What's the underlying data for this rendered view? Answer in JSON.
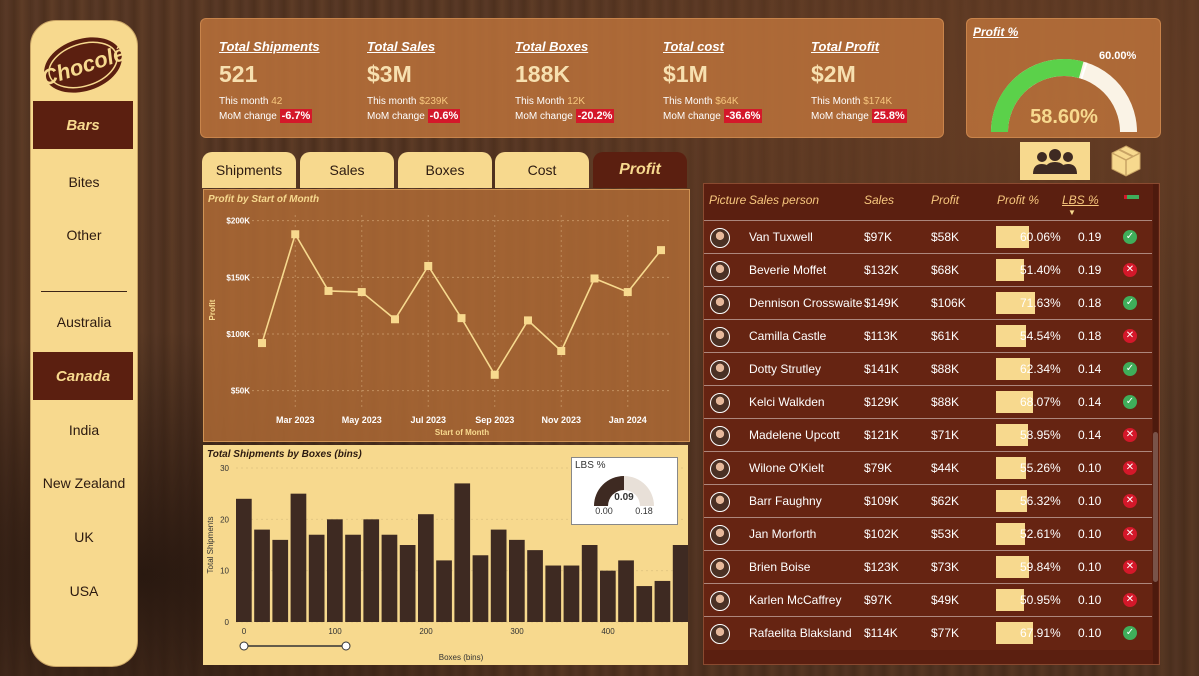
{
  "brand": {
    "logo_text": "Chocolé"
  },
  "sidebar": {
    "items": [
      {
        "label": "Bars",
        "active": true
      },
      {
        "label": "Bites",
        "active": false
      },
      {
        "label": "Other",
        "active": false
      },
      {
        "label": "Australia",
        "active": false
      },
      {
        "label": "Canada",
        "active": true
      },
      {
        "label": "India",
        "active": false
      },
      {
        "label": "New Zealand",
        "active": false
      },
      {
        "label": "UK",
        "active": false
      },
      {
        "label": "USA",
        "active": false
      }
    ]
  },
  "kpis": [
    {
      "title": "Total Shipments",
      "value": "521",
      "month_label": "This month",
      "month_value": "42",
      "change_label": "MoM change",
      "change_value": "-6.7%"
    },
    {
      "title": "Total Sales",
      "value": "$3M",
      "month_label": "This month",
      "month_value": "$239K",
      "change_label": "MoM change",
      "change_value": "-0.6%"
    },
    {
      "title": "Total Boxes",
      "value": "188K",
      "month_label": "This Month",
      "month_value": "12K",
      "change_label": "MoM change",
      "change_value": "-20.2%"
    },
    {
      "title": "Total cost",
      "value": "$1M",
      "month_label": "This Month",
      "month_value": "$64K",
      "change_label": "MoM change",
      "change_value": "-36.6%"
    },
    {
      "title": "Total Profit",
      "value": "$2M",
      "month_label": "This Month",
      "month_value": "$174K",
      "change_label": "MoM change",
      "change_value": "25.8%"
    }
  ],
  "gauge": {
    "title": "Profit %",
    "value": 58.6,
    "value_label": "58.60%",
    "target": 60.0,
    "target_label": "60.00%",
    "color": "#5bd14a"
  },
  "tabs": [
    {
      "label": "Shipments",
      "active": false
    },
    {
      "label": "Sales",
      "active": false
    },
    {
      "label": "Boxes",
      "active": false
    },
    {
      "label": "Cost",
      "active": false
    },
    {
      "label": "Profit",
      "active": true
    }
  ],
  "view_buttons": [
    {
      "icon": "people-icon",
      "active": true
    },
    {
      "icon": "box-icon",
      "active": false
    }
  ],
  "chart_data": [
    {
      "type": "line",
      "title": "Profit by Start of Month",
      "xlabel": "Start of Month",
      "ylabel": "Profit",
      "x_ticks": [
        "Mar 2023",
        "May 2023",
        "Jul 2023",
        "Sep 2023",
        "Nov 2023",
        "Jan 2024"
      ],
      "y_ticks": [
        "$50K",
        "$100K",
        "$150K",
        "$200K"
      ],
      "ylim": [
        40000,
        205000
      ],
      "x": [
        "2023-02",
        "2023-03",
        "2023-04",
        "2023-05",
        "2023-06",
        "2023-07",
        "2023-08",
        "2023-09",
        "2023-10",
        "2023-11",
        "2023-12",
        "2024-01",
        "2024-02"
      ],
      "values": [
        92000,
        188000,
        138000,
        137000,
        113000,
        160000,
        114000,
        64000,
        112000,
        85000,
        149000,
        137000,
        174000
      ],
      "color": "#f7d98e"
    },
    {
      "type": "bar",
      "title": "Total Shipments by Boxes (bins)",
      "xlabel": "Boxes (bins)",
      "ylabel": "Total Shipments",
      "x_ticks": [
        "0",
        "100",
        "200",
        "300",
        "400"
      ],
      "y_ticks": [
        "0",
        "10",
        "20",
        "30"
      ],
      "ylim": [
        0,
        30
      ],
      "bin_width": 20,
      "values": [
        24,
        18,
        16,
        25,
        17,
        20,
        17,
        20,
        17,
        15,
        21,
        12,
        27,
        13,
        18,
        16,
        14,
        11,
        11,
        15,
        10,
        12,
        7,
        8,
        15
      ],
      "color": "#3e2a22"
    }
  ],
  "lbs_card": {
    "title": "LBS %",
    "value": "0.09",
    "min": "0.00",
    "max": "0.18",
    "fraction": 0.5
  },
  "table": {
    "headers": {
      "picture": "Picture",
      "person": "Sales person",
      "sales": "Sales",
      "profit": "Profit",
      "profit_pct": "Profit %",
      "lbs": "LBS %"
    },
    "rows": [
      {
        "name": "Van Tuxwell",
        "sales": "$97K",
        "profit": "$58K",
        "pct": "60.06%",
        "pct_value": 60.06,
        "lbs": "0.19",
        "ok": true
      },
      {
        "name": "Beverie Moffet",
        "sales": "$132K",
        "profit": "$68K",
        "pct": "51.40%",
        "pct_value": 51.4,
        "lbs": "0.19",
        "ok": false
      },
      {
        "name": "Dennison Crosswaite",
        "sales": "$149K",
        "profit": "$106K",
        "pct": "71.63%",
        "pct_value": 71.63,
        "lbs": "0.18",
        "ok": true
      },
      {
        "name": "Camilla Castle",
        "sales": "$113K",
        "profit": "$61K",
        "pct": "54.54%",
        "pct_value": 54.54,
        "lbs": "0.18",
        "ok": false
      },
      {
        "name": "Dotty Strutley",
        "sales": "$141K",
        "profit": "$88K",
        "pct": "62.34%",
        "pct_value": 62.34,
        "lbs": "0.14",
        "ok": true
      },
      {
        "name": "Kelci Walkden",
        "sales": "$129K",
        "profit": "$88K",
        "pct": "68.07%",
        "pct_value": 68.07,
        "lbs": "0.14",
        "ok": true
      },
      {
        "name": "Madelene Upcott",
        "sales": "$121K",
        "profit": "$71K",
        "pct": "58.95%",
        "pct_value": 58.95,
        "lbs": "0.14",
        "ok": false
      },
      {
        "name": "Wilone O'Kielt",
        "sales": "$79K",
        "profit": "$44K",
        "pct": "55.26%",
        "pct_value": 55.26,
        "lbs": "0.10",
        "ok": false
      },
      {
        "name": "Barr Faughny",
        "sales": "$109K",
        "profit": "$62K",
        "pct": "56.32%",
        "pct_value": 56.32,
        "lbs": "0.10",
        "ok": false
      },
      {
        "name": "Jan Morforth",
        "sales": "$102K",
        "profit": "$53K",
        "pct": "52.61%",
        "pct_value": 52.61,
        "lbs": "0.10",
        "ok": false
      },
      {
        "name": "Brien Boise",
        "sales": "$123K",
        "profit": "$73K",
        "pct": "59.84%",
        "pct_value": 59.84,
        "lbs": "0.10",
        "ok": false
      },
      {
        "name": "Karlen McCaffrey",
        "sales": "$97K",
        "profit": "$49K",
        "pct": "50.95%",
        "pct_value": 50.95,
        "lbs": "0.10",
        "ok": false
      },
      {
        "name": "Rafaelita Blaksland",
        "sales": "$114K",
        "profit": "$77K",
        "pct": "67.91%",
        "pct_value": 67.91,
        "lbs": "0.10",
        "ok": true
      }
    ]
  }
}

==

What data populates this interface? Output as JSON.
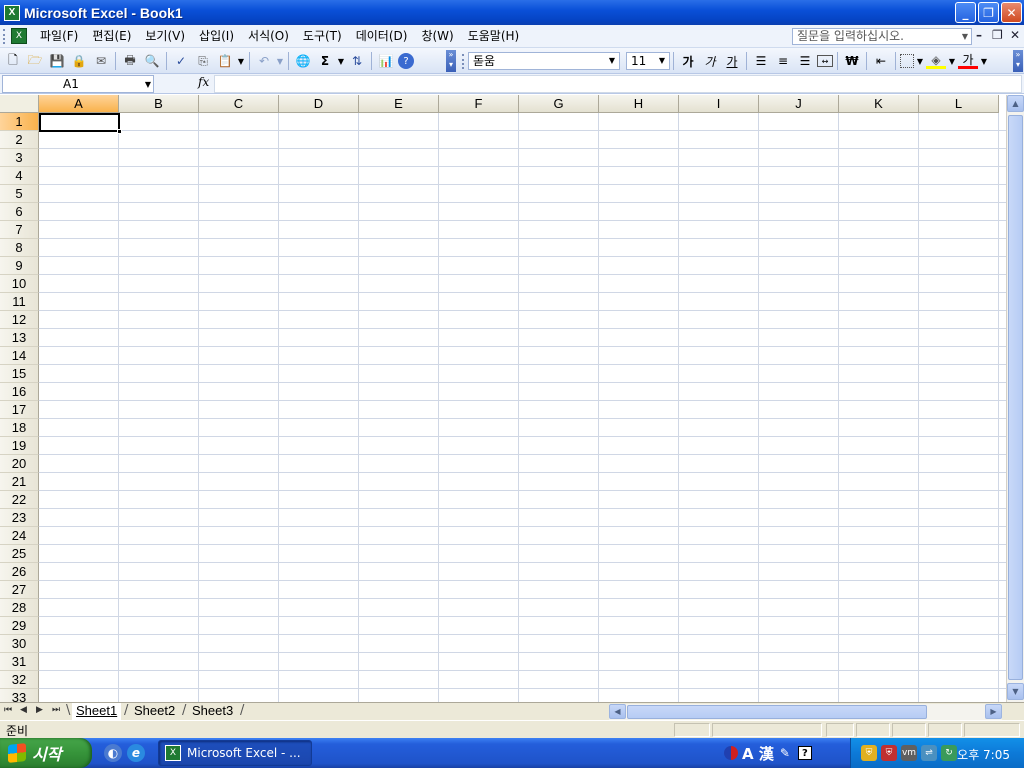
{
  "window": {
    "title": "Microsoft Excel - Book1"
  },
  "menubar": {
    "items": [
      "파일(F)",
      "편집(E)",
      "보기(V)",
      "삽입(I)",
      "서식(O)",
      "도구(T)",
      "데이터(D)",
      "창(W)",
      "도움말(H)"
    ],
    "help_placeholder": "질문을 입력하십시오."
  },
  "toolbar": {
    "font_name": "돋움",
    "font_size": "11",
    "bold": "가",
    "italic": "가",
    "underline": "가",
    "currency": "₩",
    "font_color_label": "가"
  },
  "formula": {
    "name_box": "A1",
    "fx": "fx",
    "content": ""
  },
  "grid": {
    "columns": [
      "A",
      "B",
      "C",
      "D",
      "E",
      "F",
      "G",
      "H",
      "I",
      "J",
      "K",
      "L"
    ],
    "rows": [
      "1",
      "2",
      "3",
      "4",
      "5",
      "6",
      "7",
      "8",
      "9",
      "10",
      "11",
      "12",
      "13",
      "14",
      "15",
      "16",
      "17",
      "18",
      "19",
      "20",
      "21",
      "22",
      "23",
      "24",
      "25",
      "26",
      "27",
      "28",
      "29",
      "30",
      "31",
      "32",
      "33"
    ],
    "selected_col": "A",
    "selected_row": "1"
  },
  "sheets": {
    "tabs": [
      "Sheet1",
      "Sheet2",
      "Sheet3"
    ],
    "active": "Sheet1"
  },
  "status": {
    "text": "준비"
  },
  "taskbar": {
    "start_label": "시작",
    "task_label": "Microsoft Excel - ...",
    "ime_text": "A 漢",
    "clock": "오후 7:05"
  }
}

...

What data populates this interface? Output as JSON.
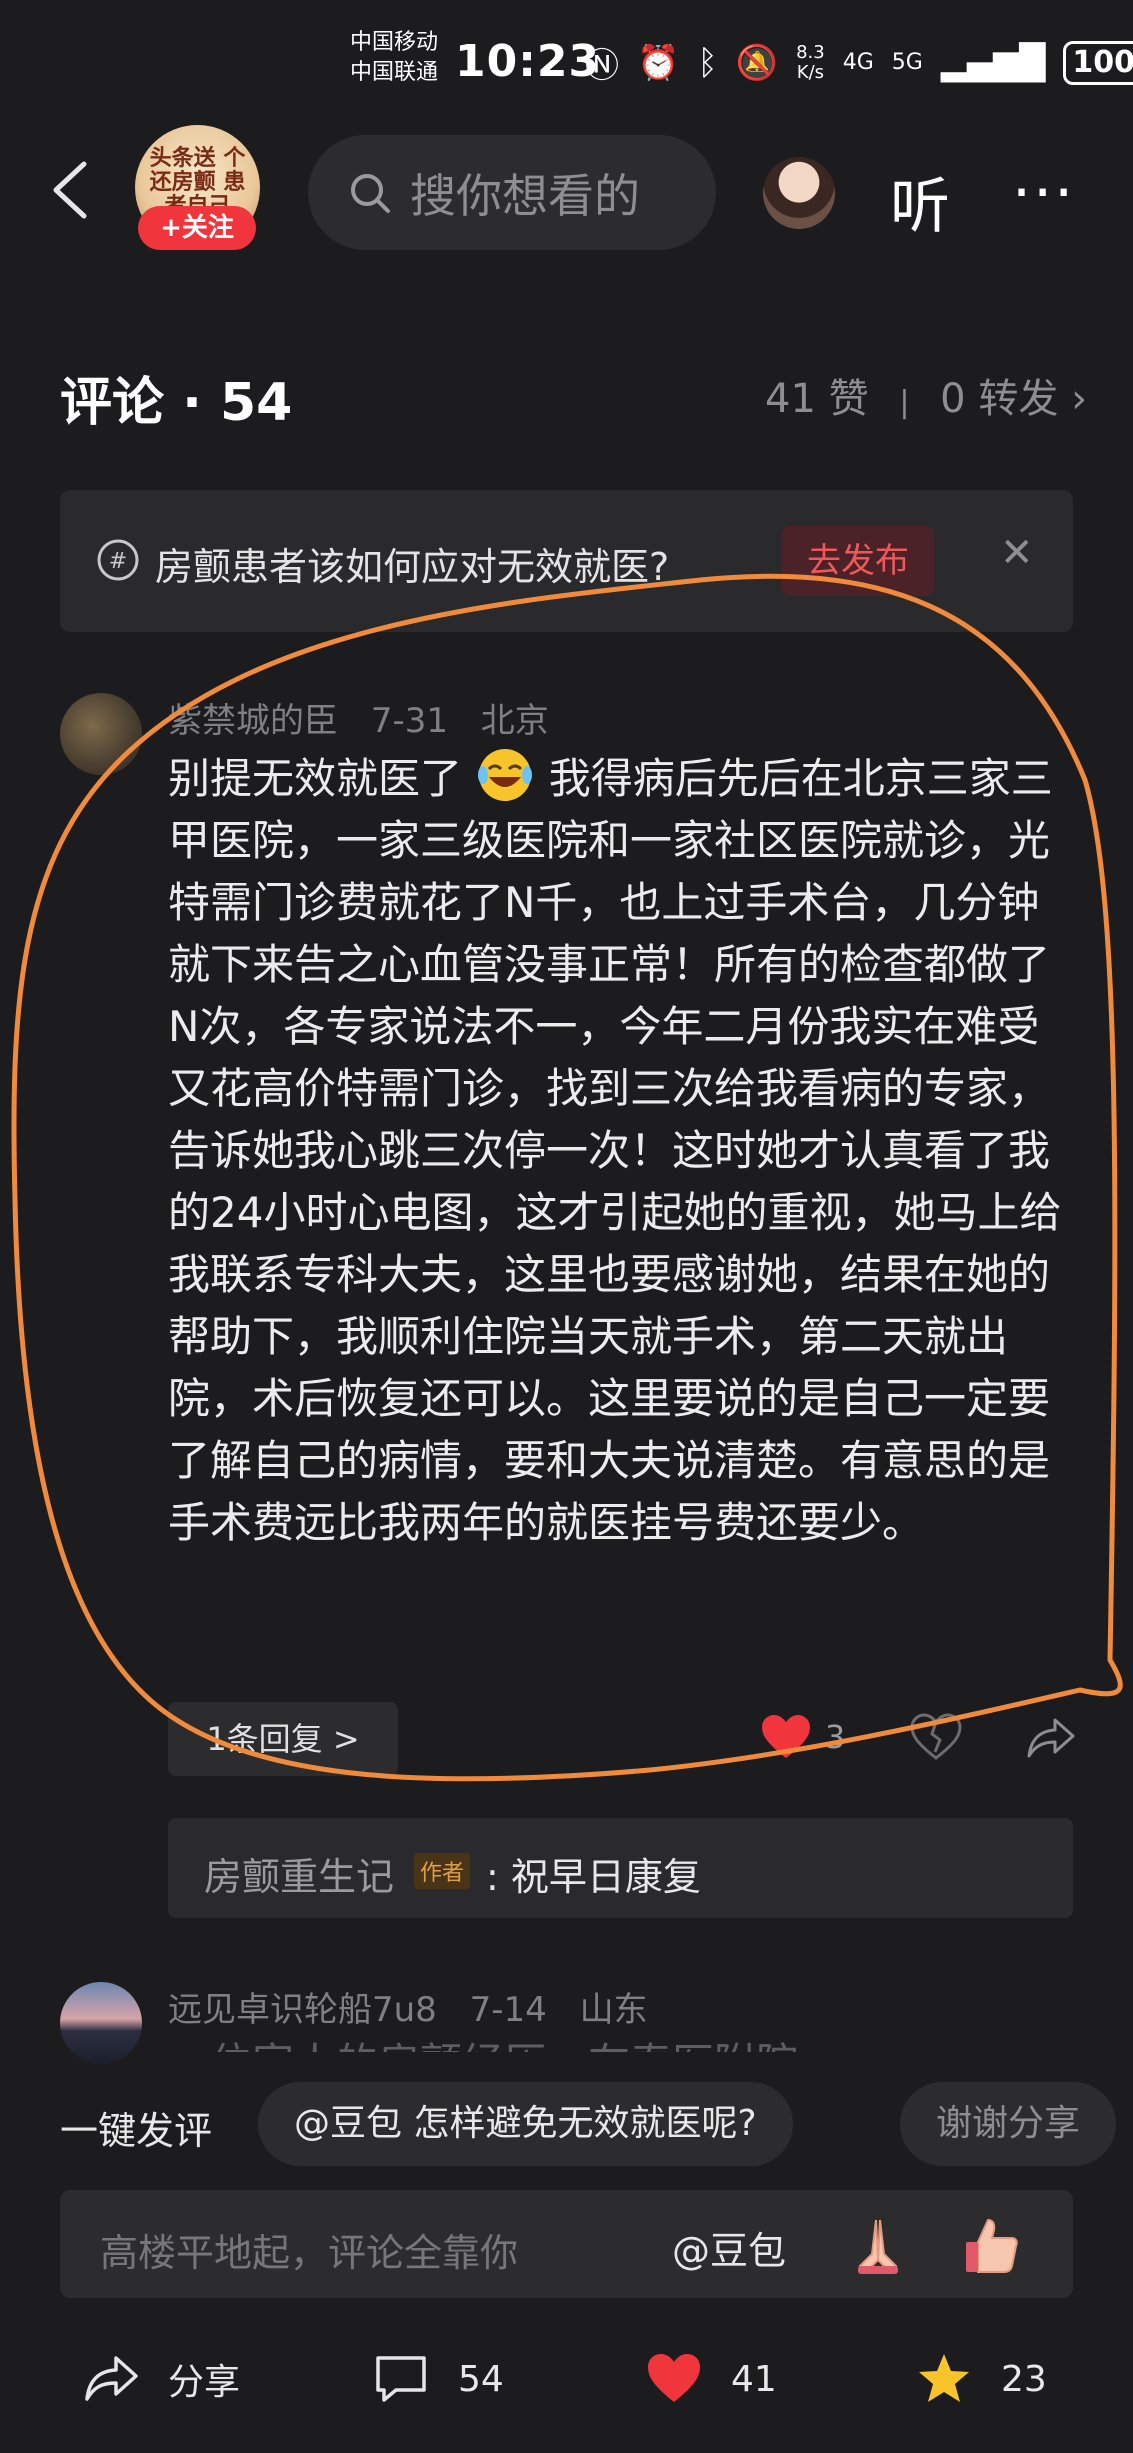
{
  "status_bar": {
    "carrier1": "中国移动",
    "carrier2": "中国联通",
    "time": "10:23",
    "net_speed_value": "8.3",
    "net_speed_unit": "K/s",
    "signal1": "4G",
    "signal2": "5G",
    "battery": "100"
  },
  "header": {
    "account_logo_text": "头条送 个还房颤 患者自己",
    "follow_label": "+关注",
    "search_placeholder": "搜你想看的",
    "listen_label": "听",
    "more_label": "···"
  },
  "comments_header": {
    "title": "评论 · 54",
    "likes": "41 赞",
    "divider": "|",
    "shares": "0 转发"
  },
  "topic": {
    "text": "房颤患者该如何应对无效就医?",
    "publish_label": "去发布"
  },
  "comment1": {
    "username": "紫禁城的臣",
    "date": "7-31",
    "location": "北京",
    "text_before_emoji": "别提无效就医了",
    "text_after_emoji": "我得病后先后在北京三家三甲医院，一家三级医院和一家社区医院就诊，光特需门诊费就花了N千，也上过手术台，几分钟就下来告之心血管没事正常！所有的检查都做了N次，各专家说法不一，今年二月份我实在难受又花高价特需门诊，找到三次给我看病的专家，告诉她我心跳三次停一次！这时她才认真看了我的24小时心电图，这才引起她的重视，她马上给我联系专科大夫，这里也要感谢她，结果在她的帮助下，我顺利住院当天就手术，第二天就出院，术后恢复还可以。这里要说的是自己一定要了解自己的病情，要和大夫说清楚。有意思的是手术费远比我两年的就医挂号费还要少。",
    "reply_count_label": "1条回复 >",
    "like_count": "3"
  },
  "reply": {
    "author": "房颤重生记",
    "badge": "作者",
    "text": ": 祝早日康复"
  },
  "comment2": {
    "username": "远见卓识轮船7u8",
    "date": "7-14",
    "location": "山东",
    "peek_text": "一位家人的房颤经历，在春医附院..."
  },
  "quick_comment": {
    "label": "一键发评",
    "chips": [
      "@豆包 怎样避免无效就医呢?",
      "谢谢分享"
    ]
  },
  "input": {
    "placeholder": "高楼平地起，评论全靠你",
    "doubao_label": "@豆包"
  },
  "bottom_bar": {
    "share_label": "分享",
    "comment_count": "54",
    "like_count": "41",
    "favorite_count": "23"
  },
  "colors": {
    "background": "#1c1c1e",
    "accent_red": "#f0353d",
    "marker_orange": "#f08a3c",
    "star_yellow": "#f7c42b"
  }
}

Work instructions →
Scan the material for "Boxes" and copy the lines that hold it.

Written solution →
      "title": "Total Boxes",
      "label": "Boxes",
      "title": "Total Shipments by Boxes (bins)",
      "xlabel": "Boxes (bins)",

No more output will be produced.